(Data records)
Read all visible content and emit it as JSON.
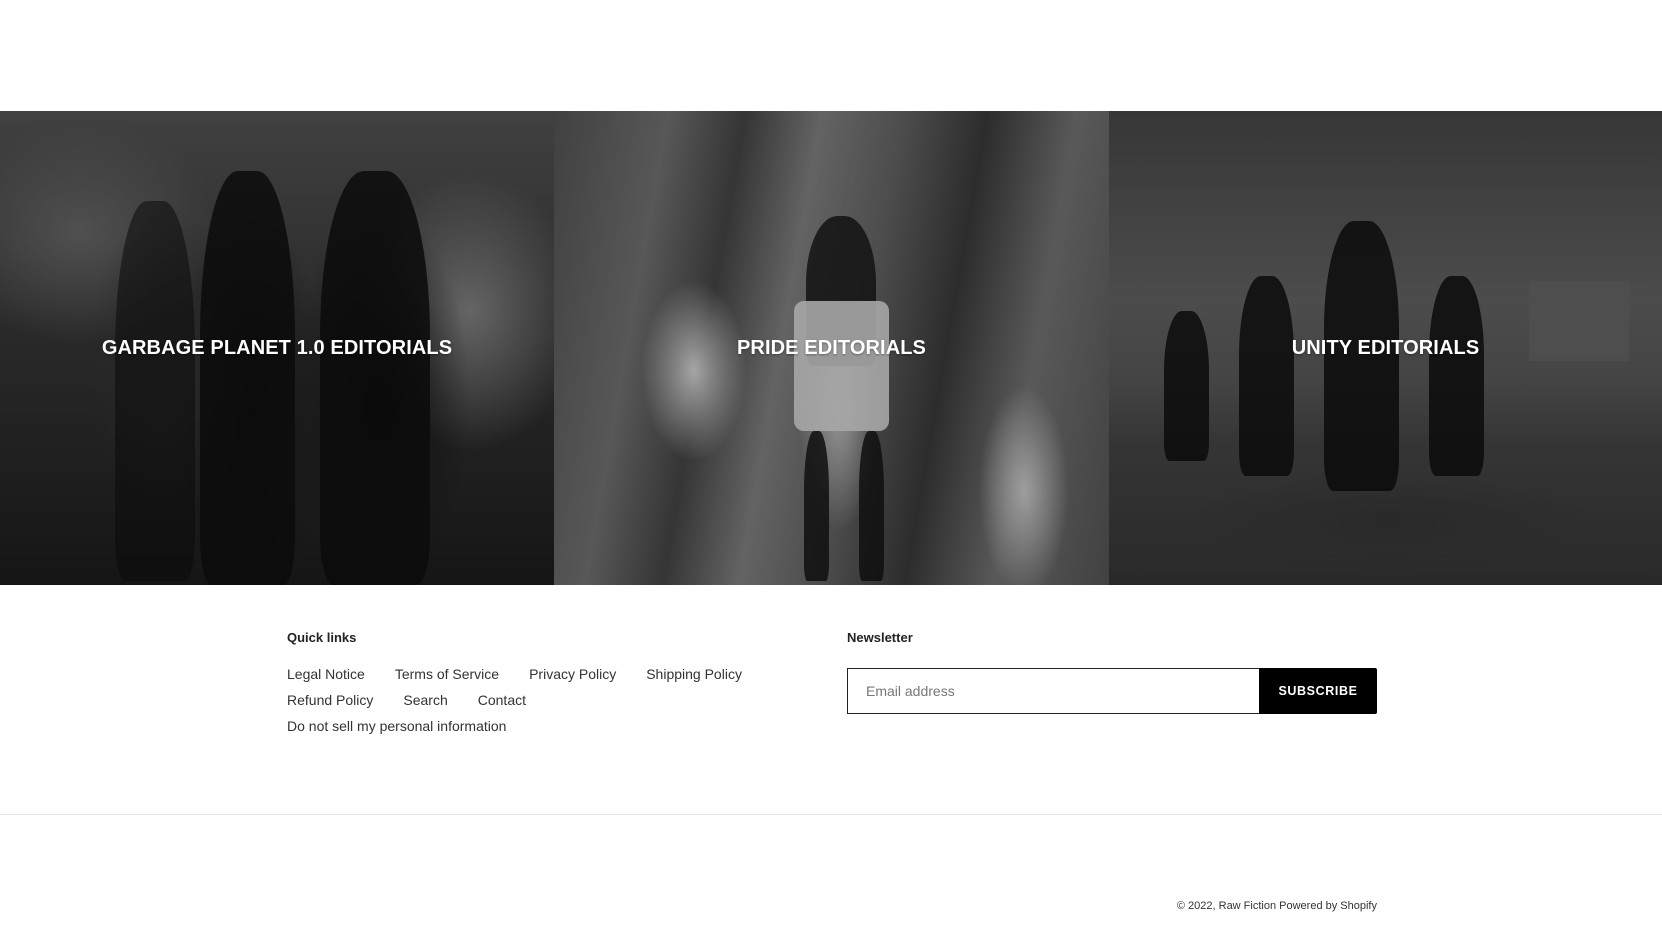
{
  "collections": [
    {
      "title": "GARBAGE PLANET 1.0 EDITORIALS"
    },
    {
      "title": "PRIDE EDITORIALS"
    },
    {
      "title": "UNITY EDITORIALS"
    }
  ],
  "footer": {
    "quick_links": {
      "heading": "Quick links",
      "items": [
        "Legal Notice",
        "Terms of Service",
        "Privacy Policy",
        "Shipping Policy",
        "Refund Policy",
        "Search",
        "Contact",
        "Do not sell my personal information"
      ]
    },
    "newsletter": {
      "heading": "Newsletter",
      "email_placeholder": "Email address",
      "subscribe_label": "SUBSCRIBE"
    },
    "copyright": {
      "prefix": "© 2022,",
      "brand": "Raw Fiction",
      "powered": "Powered by Shopify"
    }
  },
  "colors": {
    "button_bg": "#000000",
    "text": "#222222",
    "divider": "#e4e4e4"
  }
}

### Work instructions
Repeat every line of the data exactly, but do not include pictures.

### Result
Read all visible content and emit it as JSON.
{
  "collections": [
    {
      "title": "GARBAGE PLANET 1.0 EDITORIALS"
    },
    {
      "title": "PRIDE EDITORIALS"
    },
    {
      "title": "UNITY EDITORIALS"
    }
  ],
  "footer": {
    "quick_links": {
      "heading": "Quick links",
      "items": [
        "Legal Notice",
        "Terms of Service",
        "Privacy Policy",
        "Shipping Policy",
        "Refund Policy",
        "Search",
        "Contact",
        "Do not sell my personal information"
      ]
    },
    "newsletter": {
      "heading": "Newsletter",
      "email_placeholder": "Email address",
      "subscribe_label": "SUBSCRIBE"
    },
    "copyright": {
      "prefix": "© 2022,",
      "brand": "Raw Fiction",
      "powered": "Powered by Shopify"
    }
  },
  "colors": {
    "button_bg": "#000000",
    "text": "#222222",
    "divider": "#e4e4e4"
  }
}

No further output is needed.